Although much of her success was in basketball and softball, Fields was also a key piece to the Frontenac volleyball team this past fall that went 39-7. The Lady Raiders captured the Class 3A Frontenac Sub-State championship en route to a trip to the state tournament in Hutchinson.

An outside hitter for the Lady Raiders, Fields recorded 307 kills, 188 digs and 16 blocks with a .271 hitting percentage. She was named All-CNC Second Team three times and was also a four-time All-Academic First Team pick. During her four-year career, she competed at state three times and was also a CNC League champion as a freshman.

In addition to athletics, Fields has been active at Frontenac High School in S.A.F.E. (Seats Are For Everyone), Interact, HOSA for future health professionals, and “Uncommon Athlete” — a group where students discuss how to improve school culture. She was also vice president for National Honors Society and earned Kansas Scholar Honors with a 4.0 grade point average.

Fields will be continuing her softball career at Crowder College in Neosho, Mo. She was also recruited by Labette and Fort Scott community colleges, along with a couple of NAIA schools.

“One thing about Crowder is they play a very full schedule, and they have a very good and successful reputation, which is what I wanted in a school I chose to play at,” Fields said. “They expect a lot out of you, but they also are going to be there for you if you need them. When I went and did a workout with the team, the girls were also very welcoming. I felt like I had known them for awhile, when in reality I had just met them. Overall, I just felt comfortable at Crowder. I knew they have a successful team, and it reminded me of Frontenac.

“I have been very fortunate to have been surrounded by such great coaches — one of them being my father for basketball and softball — and teammates.
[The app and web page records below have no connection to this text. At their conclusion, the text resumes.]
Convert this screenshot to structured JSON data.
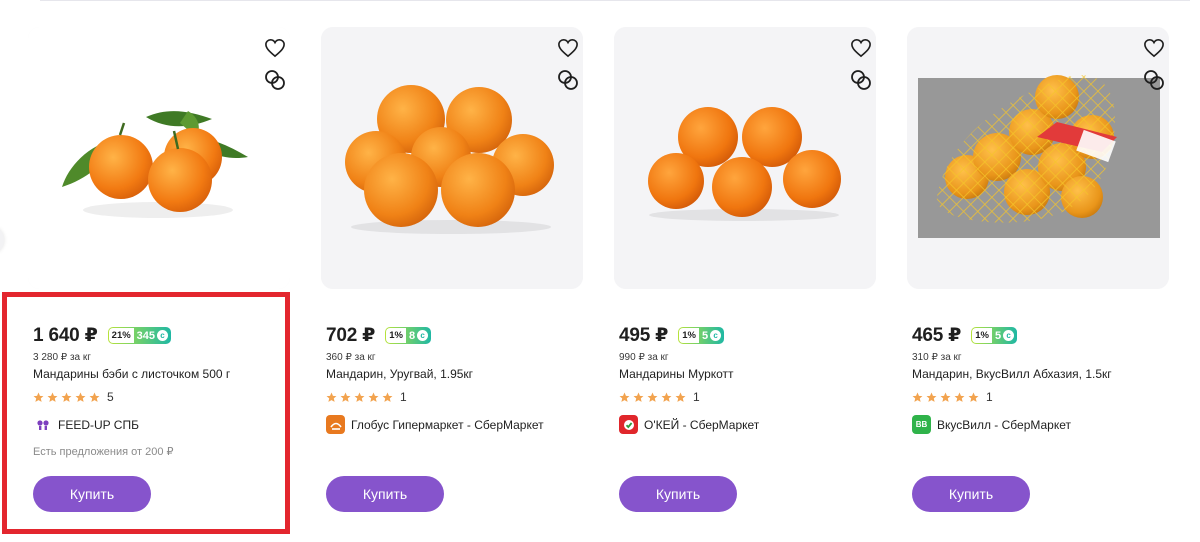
{
  "currency": "₽",
  "products": [
    {
      "price": "1 640 ₽",
      "bonus_percent": "21%",
      "bonus_points": "345",
      "unit_price": "3 280 ₽ за кг",
      "title": "Мандарины бэби с листочком 500 г",
      "rating_stars": 5,
      "rating_count": "5",
      "seller": "FEED-UP СПБ",
      "seller_logo_icon": "feedup-logo-icon",
      "seller_logo_color": "#ffffff",
      "offers": "Есть предложения от 200 ₽",
      "buy_label": "Купить",
      "highlighted": true
    },
    {
      "price": "702 ₽",
      "bonus_percent": "1%",
      "bonus_points": "8",
      "unit_price": "360 ₽ за кг",
      "title": "Мандарин, Уругвай, 1.95кг",
      "rating_stars": 5,
      "rating_count": "1",
      "seller": "Глобус Гипермаркет - СберМаркет",
      "seller_logo_icon": "globus-logo-icon",
      "seller_logo_color": "#e8791f",
      "buy_label": "Купить"
    },
    {
      "price": "495 ₽",
      "bonus_percent": "1%",
      "bonus_points": "5",
      "unit_price": "990 ₽ за кг",
      "title": "Мандарины Муркотт",
      "rating_stars": 5,
      "rating_count": "1",
      "seller": "О'КЕЙ - СберМаркет",
      "seller_logo_icon": "okey-logo-icon",
      "seller_logo_color": "#e0262b",
      "buy_label": "Купить"
    },
    {
      "price": "465 ₽",
      "bonus_percent": "1%",
      "bonus_points": "5",
      "unit_price": "310 ₽ за кг",
      "title": "Мандарин, ВкусВилл Абхазия, 1.5кг",
      "rating_stars": 5,
      "rating_count": "1",
      "seller": "ВкусВилл - СберМаркет",
      "seller_logo_icon": "vkusvill-logo-icon",
      "seller_logo_text": "BB",
      "seller_logo_color": "#2fb34a",
      "buy_label": "Купить"
    }
  ],
  "colors": {
    "accent": "#8654cc",
    "star": "#f2a34f",
    "highlight": "#e3262e",
    "bonus_gradient": [
      "#b8e33b",
      "#1fb8a4"
    ]
  }
}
We all got along so well and had fun but knew when it was time to be serious and focus, and that is what helped lead us to be so successful. Everybody was so hard working and went all out all the time.”

Fields’ final days at Frontenac High School were definitely unusual due to the pandemic, but she said she will always have fond memories of being a Raider.
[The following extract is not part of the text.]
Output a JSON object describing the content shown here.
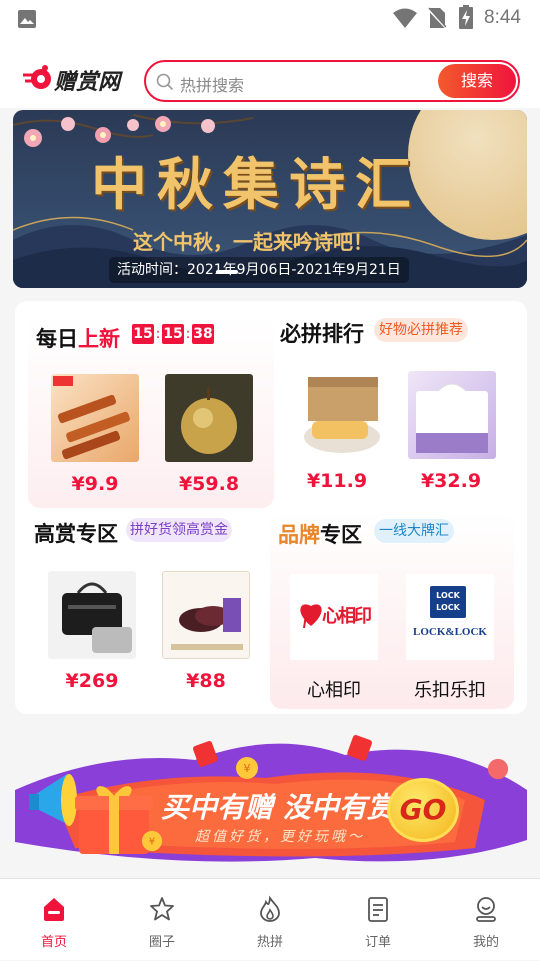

“When you are a Raider, you play for more than just yourself and your team,” Fields said. “You’re playing for your whole community, and trust me, they will be there cheering you on through it all. You need to play with class but still be a competitor. When you’re playing at a small school like Frontenac, you are a superstar to every little kid that goes there and you need to remember that on and off the court/field because they will be watching. I have so many amazing memories at Frontenac, but the best thing in the world is when you get to see all the support that the community and school gives you. Frontenac has a great culture, and I am so glad I got to grow up in it. Once A Raider … Always A Raider.”

SEK-SPORTS: What are some of your interests and hobbies away from school?
FIELDS: “Outside of school, I spend a lot of time being active by practicing softball or shooting hoops. Also, I enjoy spending time with my friends and family and just having fun.”

SEK-SPORTS: Who is your favorite athlete? Favorite sports team? Favorite music group/singer?
FIELDS: “My favorite athletes would be Sis Bates and Haley Cruse. My favorite sport team would be the St. Louis Cardinals, and I have always been a fan of OU Softball and Florida Softball.”

SEK-SPORTS: Who are the people that you look up to as far as role models?
FIELDS: “I look up to Sis Bates and Haley Cruse in the softball aspect of life because they always look like they are having so much fun while playing the game. and they give it their all … all the time. I also look up to my mom because she is such a strong, loving woman who has done so much for me and my family. I hope to be half as good of a mother as she is one day.”

SEK-SPORTS: What is a fun fact about you that people may or may not know?
FIELDS: “I got my name from a basketball article that my mom was reading that was about a team having good karma.”